A million doses of a potential COVID-19 vaccine being developed by British scientists are already being manufactured and will be available by September, even before trials to prove the shot's effectiveness, the team said on Friday. The Oxford University team's experimental product, called "ChAdOx1 nCoV-19" is originally developed to target MERS. The product is a type known as a recombinant viral vector vaccine and is one of at least 70 potential COVID-19 candidate shots under development by biotech and research teams around the world. At least five of those are in preliminary testing in people. The Oxford scientists said on Friday they were recruiting volunteers for early stage Phase 1 human trials of their shot, and large-scale production capacity was being put in place "at risk". This means the shots will be produced in large numbers at risk of being useless if trials show they do not work. "We have started at risk manufacturing of this vaccine not just on a smallish scale... but with a network of manufacturers in as many as seven different places around the world," Adrian Hill, a professor and director of the Jenner Institute at Oxford University, told reporters in an online briefing. "The aim is to have at least a million doses by around about September, when we also hope to have efficacy (trial) results." He said three of the manufacturing partners were in Britain, two in Europe, one in India and one in China. The scientists said initial manufacturing costs would be in "tens of millions" of pounds and acknowledged the investment risk of pressing ahead with production before verification. They did not give details of their financing. Hill's team said they plan to start safety and then mid-stage efficacy trials of their potential COVID-19 vaccine in adults aged between 18 and 55 within weeks. They then plan to expand the trial group to older age groups later, and hope to run a final phase trial with around 5,000 volunteers in the late summer. Hill and his co-researchers including Sarah Gilbert, an Oxford professor of vaccinology said they have "a high degree of confidence" that human trials of the ChAdOx1 shot will show positive results in protecting against COVID-19 infection. They acknowledged that many other research teams worldwide were also working on potential vaccines, with only a proportion likely to be fully successful. "We can never be certain these things are going to work," Gilbert told the briefing. "My view is that I think this one has a very strong chance of working." Asked when the shot if proven to work might be able to be made widely available to the public, Hill said the best case scenario would be for regulators to grant it "emergency use approval" something that could be achieved within six weeks beyond the point at which data show whether it is effective.

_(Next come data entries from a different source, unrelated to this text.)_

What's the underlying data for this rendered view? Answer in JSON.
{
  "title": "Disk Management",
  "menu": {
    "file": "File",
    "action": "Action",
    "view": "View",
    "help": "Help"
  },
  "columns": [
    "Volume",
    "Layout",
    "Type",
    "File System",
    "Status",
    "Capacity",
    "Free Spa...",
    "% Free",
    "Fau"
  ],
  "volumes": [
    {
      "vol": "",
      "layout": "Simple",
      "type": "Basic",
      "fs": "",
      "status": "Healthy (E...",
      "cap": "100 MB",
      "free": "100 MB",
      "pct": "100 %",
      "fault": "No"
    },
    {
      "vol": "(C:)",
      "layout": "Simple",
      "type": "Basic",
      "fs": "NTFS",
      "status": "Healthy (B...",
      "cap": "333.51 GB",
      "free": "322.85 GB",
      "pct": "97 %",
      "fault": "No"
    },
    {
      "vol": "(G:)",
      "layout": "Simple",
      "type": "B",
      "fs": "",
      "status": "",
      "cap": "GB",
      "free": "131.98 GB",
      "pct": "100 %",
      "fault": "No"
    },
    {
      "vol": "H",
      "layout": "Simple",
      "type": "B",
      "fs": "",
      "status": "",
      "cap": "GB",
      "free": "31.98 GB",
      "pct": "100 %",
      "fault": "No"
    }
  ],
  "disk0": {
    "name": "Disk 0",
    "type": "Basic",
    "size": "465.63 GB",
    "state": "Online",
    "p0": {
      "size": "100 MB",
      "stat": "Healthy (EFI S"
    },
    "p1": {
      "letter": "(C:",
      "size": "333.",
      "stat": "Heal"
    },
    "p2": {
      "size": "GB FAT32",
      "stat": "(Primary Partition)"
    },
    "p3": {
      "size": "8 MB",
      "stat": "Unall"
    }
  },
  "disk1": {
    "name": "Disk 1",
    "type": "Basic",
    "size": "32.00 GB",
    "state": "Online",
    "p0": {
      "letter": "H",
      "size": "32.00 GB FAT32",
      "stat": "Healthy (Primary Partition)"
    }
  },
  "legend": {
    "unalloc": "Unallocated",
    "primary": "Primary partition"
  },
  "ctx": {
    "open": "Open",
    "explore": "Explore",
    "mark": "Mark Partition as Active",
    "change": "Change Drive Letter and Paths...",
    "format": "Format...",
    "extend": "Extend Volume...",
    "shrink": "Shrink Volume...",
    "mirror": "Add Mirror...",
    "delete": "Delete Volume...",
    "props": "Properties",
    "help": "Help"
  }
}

That, he said, could mean around six weeks from September, when the team hopes to have positive trial data. (Cover image via VCG)